Items from an interface collection:

╭──

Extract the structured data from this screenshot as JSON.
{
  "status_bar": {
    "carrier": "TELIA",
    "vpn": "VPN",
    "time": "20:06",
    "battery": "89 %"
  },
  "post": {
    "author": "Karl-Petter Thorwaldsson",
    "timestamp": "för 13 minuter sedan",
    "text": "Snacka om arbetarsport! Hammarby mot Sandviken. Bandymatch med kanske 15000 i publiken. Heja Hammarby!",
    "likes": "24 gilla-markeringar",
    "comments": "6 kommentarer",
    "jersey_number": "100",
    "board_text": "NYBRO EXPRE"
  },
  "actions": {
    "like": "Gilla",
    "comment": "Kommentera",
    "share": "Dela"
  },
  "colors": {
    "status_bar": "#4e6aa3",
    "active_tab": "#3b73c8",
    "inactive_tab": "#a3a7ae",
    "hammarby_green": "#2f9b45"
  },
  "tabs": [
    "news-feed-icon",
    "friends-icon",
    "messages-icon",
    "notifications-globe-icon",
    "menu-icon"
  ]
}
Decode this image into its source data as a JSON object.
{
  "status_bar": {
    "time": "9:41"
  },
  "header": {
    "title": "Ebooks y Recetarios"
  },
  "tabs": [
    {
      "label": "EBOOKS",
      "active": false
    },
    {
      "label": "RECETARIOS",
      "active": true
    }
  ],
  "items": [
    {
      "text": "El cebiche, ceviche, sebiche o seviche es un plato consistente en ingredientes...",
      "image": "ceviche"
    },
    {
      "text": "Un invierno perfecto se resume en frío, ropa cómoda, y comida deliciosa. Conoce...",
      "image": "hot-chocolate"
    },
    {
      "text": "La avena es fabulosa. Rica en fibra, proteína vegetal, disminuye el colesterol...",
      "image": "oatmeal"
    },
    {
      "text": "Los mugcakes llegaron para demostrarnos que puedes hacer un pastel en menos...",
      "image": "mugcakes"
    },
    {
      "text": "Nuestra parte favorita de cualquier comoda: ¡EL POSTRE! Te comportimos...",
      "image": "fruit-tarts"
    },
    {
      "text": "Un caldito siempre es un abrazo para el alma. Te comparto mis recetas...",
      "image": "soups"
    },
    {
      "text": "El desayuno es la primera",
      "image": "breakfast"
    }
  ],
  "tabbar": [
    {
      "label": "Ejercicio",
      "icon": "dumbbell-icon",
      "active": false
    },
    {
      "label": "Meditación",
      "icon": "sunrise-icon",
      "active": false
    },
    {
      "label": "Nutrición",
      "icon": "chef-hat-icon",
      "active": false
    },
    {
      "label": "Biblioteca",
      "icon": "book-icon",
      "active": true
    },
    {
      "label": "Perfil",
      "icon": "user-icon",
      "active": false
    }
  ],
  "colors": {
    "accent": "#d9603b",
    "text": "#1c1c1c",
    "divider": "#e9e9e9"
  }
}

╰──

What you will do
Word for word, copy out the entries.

Written answer
Extract the structured data from this screenshot as JSON.
{
  "status_bar": {
    "carrier": "TELIA",
    "vpn": "VPN",
    "time": "20:06",
    "battery": "89 %"
  },
  "post": {
    "author": "Karl-Petter Thorwaldsson",
    "timestamp": "för 13 minuter sedan",
    "text": "Snacka om arbetarsport! Hammarby mot Sandviken. Bandymatch med kanske 15000 i publiken. Heja Hammarby!",
    "likes": "24 gilla-markeringar",
    "comments": "6 kommentarer",
    "jersey_number": "100",
    "board_text": "NYBRO EXPRE"
  },
  "actions": {
    "like": "Gilla",
    "comment": "Kommentera",
    "share": "Dela"
  },
  "colors": {
    "status_bar": "#4e6aa3",
    "active_tab": "#3b73c8",
    "inactive_tab": "#a3a7ae",
    "hammarby_green": "#2f9b45"
  },
  "tabs": [
    "news-feed-icon",
    "friends-icon",
    "messages-icon",
    "notifications-globe-icon",
    "menu-icon"
  ]
}
Decode this image into its source data as a JSON object.
{
  "status_bar": {
    "time": "9:41"
  },
  "header": {
    "title": "Ebooks y Recetarios"
  },
  "tabs": [
    {
      "label": "EBOOKS",
      "active": false
    },
    {
      "label": "RECETARIOS",
      "active": true
    }
  ],
  "items": [
    {
      "text": "El cebiche, ceviche, sebiche o seviche es un plato consistente en ingredientes...",
      "image": "ceviche"
    },
    {
      "text": "Un invierno perfecto se resume en frío, ropa cómoda, y comida deliciosa. Conoce...",
      "image": "hot-chocolate"
    },
    {
      "text": "La avena es fabulosa. Rica en fibra, proteína vegetal, disminuye el colesterol...",
      "image": "oatmeal"
    },
    {
      "text": "Los mugcakes llegaron para demostrarnos que puedes hacer un pastel en menos...",
      "image": "mugcakes"
    },
    {
      "text": "Nuestra parte favorita de cualquier comoda: ¡EL POSTRE! Te comportimos...",
      "image": "fruit-tarts"
    },
    {
      "text": "Un caldito siempre es un abrazo para el alma. Te comparto mis recetas...",
      "image": "soups"
    },
    {
      "text": "El desayuno es la primera",
      "image": "breakfast"
    }
  ],
  "tabbar": [
    {
      "label": "Ejercicio",
      "icon": "dumbbell-icon",
      "active": false
    },
    {
      "label": "Meditación",
      "icon": "sunrise-icon",
      "active": false
    },
    {
      "label": "Nutrición",
      "icon": "chef-hat-icon",
      "active": false
    },
    {
      "label": "Biblioteca",
      "icon": "book-icon",
      "active": true
    },
    {
      "label": "Perfil",
      "icon": "user-icon",
      "active": false
    }
  ],
  "colors": {
    "accent": "#d9603b",
    "text": "#1c1c1c",
    "divider": "#e9e9e9"
  }
}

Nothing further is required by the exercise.